_Source material:_
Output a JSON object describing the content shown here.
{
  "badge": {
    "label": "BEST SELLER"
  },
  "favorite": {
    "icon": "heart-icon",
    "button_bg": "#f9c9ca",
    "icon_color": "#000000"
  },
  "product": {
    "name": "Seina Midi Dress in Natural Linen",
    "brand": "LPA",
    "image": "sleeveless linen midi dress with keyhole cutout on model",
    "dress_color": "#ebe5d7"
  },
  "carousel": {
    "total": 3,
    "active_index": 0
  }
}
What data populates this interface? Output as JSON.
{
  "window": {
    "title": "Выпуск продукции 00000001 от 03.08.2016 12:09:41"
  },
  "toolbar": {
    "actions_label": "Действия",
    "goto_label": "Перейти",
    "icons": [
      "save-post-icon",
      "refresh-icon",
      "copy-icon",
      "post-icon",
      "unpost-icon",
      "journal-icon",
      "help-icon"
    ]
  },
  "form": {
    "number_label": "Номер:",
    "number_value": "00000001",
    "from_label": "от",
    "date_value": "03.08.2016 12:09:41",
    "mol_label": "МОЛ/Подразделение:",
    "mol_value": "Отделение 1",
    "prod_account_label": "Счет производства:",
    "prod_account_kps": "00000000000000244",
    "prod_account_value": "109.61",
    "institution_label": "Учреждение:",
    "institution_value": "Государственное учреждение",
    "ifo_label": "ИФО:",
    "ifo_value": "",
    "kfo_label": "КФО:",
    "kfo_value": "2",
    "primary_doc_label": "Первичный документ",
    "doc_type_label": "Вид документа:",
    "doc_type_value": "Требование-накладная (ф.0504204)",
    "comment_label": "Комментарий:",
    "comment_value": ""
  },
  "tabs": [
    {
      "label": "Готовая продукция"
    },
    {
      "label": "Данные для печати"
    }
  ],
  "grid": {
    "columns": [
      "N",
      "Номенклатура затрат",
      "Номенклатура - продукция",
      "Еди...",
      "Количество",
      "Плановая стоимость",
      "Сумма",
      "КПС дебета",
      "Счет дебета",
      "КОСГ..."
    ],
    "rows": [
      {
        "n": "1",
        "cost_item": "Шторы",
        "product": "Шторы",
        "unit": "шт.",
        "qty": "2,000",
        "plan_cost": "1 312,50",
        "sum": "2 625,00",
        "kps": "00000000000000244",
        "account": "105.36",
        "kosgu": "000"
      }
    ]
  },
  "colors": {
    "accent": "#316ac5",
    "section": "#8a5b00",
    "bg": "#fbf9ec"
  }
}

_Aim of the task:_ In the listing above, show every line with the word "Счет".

_Result:_
    "prod_account_label": "Счет производства:",
      "Счет дебета",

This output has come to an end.